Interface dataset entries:
Start of Block

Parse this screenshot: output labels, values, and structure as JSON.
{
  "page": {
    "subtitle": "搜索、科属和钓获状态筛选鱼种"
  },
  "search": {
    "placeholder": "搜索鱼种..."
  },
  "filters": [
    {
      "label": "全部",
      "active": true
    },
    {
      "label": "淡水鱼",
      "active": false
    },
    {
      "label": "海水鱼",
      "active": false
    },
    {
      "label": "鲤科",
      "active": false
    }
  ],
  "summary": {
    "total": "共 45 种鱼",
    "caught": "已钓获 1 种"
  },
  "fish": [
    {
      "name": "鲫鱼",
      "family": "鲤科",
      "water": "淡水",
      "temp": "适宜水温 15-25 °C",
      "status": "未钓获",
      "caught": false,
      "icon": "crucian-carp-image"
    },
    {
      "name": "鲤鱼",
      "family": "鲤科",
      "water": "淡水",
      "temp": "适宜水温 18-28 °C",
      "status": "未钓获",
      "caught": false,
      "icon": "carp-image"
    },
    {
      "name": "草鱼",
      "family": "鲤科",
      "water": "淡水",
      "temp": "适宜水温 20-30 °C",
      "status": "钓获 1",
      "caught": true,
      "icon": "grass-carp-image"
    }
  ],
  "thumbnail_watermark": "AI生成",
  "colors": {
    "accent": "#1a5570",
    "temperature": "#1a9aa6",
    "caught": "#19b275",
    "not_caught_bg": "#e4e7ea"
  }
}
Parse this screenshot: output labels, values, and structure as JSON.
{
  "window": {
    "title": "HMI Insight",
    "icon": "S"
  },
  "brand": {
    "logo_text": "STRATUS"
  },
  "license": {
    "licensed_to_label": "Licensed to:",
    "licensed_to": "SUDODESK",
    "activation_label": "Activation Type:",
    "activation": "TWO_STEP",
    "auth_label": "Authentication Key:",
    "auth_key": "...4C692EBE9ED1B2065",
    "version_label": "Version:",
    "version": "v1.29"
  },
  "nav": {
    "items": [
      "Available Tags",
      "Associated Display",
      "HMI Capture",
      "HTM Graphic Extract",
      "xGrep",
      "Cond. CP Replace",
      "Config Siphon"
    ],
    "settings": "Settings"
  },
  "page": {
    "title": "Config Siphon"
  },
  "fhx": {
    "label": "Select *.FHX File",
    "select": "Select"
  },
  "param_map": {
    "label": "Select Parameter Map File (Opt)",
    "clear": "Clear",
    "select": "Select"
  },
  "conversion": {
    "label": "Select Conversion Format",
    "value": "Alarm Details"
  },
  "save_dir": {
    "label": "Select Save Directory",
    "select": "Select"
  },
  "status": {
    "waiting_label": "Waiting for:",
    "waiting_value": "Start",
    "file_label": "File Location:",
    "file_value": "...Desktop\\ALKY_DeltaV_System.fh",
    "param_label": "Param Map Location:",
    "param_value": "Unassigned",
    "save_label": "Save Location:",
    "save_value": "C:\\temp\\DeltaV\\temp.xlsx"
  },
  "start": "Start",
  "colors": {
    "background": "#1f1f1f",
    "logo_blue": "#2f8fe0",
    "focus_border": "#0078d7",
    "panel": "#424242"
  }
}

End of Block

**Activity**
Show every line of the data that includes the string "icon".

**Task result**
      "icon": "crucian-carp-image"
      "icon": "carp-image"
      "icon": "grass-carp-image"
    "icon": "S"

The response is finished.